The American Cancer Society recommends annual Pap smears for women who are sexually active or who have reached the age of 18.

After three consecutive satisfactory, normal smears, testing may be performed less frequently, but it should be performed at least every 2-3 years. If a woman has had SIL on any previous Pap smear, annual smears should be performed throughout her life. Cervical Cancer Screening Pap Smear-

Management of Minor Pap Smear Abnormalities

Satisfactory, but Limited by Few (or absent) Endocervical Cells

Endocervical cells are absent in up to 10% of Pap smears before menopause and up to 50% postmenopausally.

Management. Either repeat Pap annually or only recall women with previously abnormal Pap smears.

Unsatisfactory for Evaluation

Repeat Pap smear midcycle in 6-12 weeks.

If atrophic smear, treat with estrogen cream for 6-8 weeks, then repeat Pap smear.

Benign Cellular Changes

Infection--Candida. Most cases represent asymptomatic colonization. Treatment is offered for symptomatic cases. Repeat Pap at usual interval.

Infection--Trichomonas. If wet preparation is positive, treat with metronidazole (Flagyl), then continue annual Pap smears.

Infection--Predominance of Coccobacilli consistent with Shift in Vaginal Flora

This finding implies bacterial vaginosis, but it is a non-specific finding.

Diagnosis should be confirmed by findings of a homogeneous vaginal discharge, positive amine test, and clue cells on microscopic saline suspension.

Infection-Herpes Simplex Virus

Inflammation on Pap Smear

III. Management of Squamous Cell Abnormalities

A. Atypical Squamous Cells of Undetermined Significance (ASCUS)

1. ASCUS indicates cells with nuclear atypia, but not atypia caused by human papilloma virus (HPV).

2. A Pap smear should be obtained every 6 months for 2 years. Annual Pap smears may be instituted after 3 consecutive satisfactory, negative smears. A repeat ASCUS smear within 2-years requires colposcopic evaluation.

3. ASCUS associated with severe inflammation and an identifiable cause of infection can be managed by treating the infection and re-evaluating the patient in 4-6 months with a repeat Pap smear. If ASCUS persists, colposcopy should be performed.

4. ASCUS in a postmenopausal patient may be secondary to vaginal atrophy. The patient should be treated with intravaginal estrogen cream for four weeks, followed by a repeat Pap smear. Colposcopy should be performed if ASCUS persists.

5. ASCUS with a qualification favoring a neoplastic process (SIL) should be evaluated with colposcopy.

6. ASCUS in a noncompliant patient or in a patient with a history of SIL on a previous Pap smear should be evaluated with colposcopy.

B. Low-Grade Squamous Intraepithelial Lesions (LSIL)
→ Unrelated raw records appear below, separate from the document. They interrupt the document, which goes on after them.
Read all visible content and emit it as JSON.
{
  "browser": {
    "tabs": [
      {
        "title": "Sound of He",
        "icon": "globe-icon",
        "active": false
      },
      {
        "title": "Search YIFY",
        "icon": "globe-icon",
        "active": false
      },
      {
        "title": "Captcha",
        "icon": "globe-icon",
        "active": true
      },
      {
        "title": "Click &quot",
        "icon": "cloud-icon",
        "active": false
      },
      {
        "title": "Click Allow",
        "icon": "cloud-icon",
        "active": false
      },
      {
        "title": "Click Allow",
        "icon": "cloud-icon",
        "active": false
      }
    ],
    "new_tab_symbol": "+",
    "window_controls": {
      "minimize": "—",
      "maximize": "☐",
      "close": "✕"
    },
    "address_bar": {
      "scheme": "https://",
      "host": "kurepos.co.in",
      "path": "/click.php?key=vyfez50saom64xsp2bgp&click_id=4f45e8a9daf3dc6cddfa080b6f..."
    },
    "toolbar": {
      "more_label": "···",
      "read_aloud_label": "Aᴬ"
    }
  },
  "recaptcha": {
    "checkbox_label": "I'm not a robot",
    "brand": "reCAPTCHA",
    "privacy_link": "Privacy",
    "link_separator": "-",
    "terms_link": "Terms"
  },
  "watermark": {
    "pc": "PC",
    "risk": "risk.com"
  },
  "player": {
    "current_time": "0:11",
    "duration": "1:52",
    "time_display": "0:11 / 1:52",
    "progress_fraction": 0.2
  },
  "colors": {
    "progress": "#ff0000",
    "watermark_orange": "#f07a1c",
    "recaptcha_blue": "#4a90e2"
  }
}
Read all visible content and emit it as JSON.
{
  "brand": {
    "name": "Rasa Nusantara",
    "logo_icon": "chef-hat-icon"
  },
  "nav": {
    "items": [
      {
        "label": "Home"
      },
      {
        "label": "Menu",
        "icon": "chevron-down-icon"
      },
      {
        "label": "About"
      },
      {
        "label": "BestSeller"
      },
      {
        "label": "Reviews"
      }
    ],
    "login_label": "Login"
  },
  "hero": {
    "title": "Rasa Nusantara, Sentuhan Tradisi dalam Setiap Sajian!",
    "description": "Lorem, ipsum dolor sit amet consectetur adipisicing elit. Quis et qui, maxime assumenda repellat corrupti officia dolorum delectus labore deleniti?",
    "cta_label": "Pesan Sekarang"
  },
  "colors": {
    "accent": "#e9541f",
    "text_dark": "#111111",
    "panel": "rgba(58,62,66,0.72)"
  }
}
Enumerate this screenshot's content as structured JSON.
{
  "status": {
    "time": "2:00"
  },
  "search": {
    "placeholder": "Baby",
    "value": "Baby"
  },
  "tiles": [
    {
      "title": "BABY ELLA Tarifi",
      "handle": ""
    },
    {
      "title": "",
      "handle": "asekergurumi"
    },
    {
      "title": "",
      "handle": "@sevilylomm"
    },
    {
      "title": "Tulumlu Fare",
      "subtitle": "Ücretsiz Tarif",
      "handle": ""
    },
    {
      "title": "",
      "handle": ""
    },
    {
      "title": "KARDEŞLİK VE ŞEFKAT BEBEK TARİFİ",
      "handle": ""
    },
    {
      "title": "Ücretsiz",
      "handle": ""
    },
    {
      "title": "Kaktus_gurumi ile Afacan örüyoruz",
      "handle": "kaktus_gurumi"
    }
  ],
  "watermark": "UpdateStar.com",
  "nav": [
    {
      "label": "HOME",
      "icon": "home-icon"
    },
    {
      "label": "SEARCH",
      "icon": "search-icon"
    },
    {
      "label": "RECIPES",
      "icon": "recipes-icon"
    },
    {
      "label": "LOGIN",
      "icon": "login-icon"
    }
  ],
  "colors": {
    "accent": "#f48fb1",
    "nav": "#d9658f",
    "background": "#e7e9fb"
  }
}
1. LSIL includes HPV and CIN 1 (or mild dysplasia). Koilocytotic atypia is indicative of HPV.

2. A Pap smear should be repeated

IV. Management of Glandular Cell Abnormalities

V. Colposcopically Directed Biopsy

VI. Treatment Based on Biopsy Findings